◆ **DIRECTIONS**: Apart from the images, every record below must be given again without alteration.

[DATA RECORDS — start]

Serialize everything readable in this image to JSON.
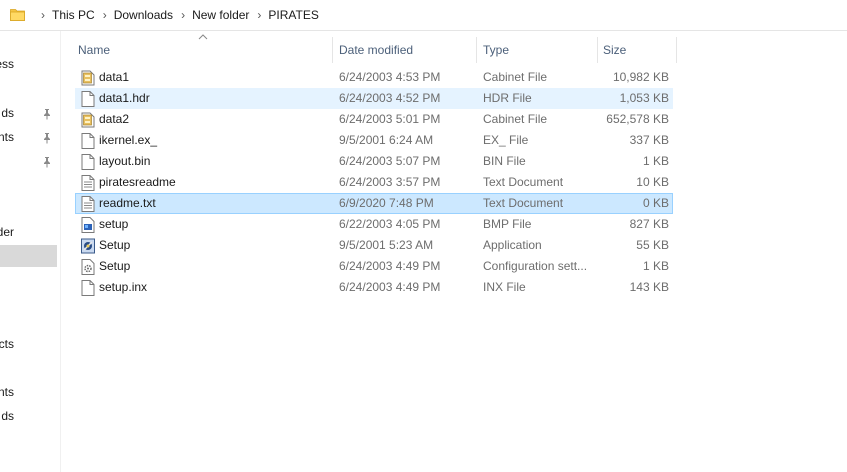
{
  "breadcrumb": [
    "This PC",
    "Downloads",
    "New folder",
    "PIRATES"
  ],
  "nav": {
    "items": [
      {
        "label": "ess",
        "pinned": false
      },
      {
        "label": "ds",
        "pinned": true
      },
      {
        "label": "nts",
        "pinned": true
      },
      {
        "label": "",
        "pinned": true
      },
      {
        "label": "der",
        "pinned": false
      },
      {
        "label": "cts",
        "pinned": false
      },
      {
        "label": "nts",
        "pinned": false
      },
      {
        "label": "ds",
        "pinned": false
      }
    ]
  },
  "columns": {
    "name": "Name",
    "date": "Date modified",
    "type": "Type",
    "size": "Size"
  },
  "files": [
    {
      "name": "data1",
      "date": "6/24/2003 4:53 PM",
      "type": "Cabinet File",
      "size": "10,982 KB",
      "icon": "cabinet-icon",
      "state": "normal"
    },
    {
      "name": "data1.hdr",
      "date": "6/24/2003 4:52 PM",
      "type": "HDR File",
      "size": "1,053 KB",
      "icon": "file-icon",
      "state": "hover"
    },
    {
      "name": "data2",
      "date": "6/24/2003 5:01 PM",
      "type": "Cabinet File",
      "size": "652,578 KB",
      "icon": "cabinet-icon",
      "state": "normal"
    },
    {
      "name": "ikernel.ex_",
      "date": "9/5/2001 6:24 AM",
      "type": "EX_ File",
      "size": "337 KB",
      "icon": "file-icon",
      "state": "normal"
    },
    {
      "name": "layout.bin",
      "date": "6/24/2003 5:07 PM",
      "type": "BIN File",
      "size": "1 KB",
      "icon": "file-icon",
      "state": "normal"
    },
    {
      "name": "piratesreadme",
      "date": "6/24/2003 3:57 PM",
      "type": "Text Document",
      "size": "10 KB",
      "icon": "text-file-icon",
      "state": "normal"
    },
    {
      "name": "readme.txt",
      "date": "6/9/2020 7:48 PM",
      "type": "Text Document",
      "size": "0 KB",
      "icon": "text-file-icon",
      "state": "selected"
    },
    {
      "name": "setup",
      "date": "6/22/2003 4:05 PM",
      "type": "BMP File",
      "size": "827 KB",
      "icon": "bitmap-icon",
      "state": "normal"
    },
    {
      "name": "Setup",
      "date": "9/5/2001 5:23 AM",
      "type": "Application",
      "size": "55 KB",
      "icon": "setup-app-icon",
      "state": "normal"
    },
    {
      "name": "Setup",
      "date": "6/24/2003 4:49 PM",
      "type": "Configuration sett...",
      "size": "1 KB",
      "icon": "config-file-icon",
      "state": "normal"
    },
    {
      "name": "setup.inx",
      "date": "6/24/2003 4:49 PM",
      "type": "INX File",
      "size": "143 KB",
      "icon": "file-icon",
      "state": "normal"
    }
  ]
}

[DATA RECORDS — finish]

◆ **RESULT OF THE EXERCISE**:
Serialize everything readable in this image to JSON.
{
  "breadcrumb": [
    "This PC",
    "Downloads",
    "New folder",
    "PIRATES"
  ],
  "nav": {
    "items": [
      {
        "label": "ess",
        "pinned": false
      },
      {
        "label": "ds",
        "pinned": true
      },
      {
        "label": "nts",
        "pinned": true
      },
      {
        "label": "",
        "pinned": true
      },
      {
        "label": "der",
        "pinned": false
      },
      {
        "label": "cts",
        "pinned": false
      },
      {
        "label": "nts",
        "pinned": false
      },
      {
        "label": "ds",
        "pinned": false
      }
    ]
  },
  "columns": {
    "name": "Name",
    "date": "Date modified",
    "type": "Type",
    "size": "Size"
  },
  "files": [
    {
      "name": "data1",
      "date": "6/24/2003 4:53 PM",
      "type": "Cabinet File",
      "size": "10,982 KB",
      "icon": "cabinet-icon",
      "state": "normal"
    },
    {
      "name": "data1.hdr",
      "date": "6/24/2003 4:52 PM",
      "type": "HDR File",
      "size": "1,053 KB",
      "icon": "file-icon",
      "state": "hover"
    },
    {
      "name": "data2",
      "date": "6/24/2003 5:01 PM",
      "type": "Cabinet File",
      "size": "652,578 KB",
      "icon": "cabinet-icon",
      "state": "normal"
    },
    {
      "name": "ikernel.ex_",
      "date": "9/5/2001 6:24 AM",
      "type": "EX_ File",
      "size": "337 KB",
      "icon": "file-icon",
      "state": "normal"
    },
    {
      "name": "layout.bin",
      "date": "6/24/2003 5:07 PM",
      "type": "BIN File",
      "size": "1 KB",
      "icon": "file-icon",
      "state": "normal"
    },
    {
      "name": "piratesreadme",
      "date": "6/24/2003 3:57 PM",
      "type": "Text Document",
      "size": "10 KB",
      "icon": "text-file-icon",
      "state": "normal"
    },
    {
      "name": "readme.txt",
      "date": "6/9/2020 7:48 PM",
      "type": "Text Document",
      "size": "0 KB",
      "icon": "text-file-icon",
      "state": "selected"
    },
    {
      "name": "setup",
      "date": "6/22/2003 4:05 PM",
      "type": "BMP File",
      "size": "827 KB",
      "icon": "bitmap-icon",
      "state": "normal"
    },
    {
      "name": "Setup",
      "date": "9/5/2001 5:23 AM",
      "type": "Application",
      "size": "55 KB",
      "icon": "setup-app-icon",
      "state": "normal"
    },
    {
      "name": "Setup",
      "date": "6/24/2003 4:49 PM",
      "type": "Configuration sett...",
      "size": "1 KB",
      "icon": "config-file-icon",
      "state": "normal"
    },
    {
      "name": "setup.inx",
      "date": "6/24/2003 4:49 PM",
      "type": "INX File",
      "size": "143 KB",
      "icon": "file-icon",
      "state": "normal"
    }
  ]
}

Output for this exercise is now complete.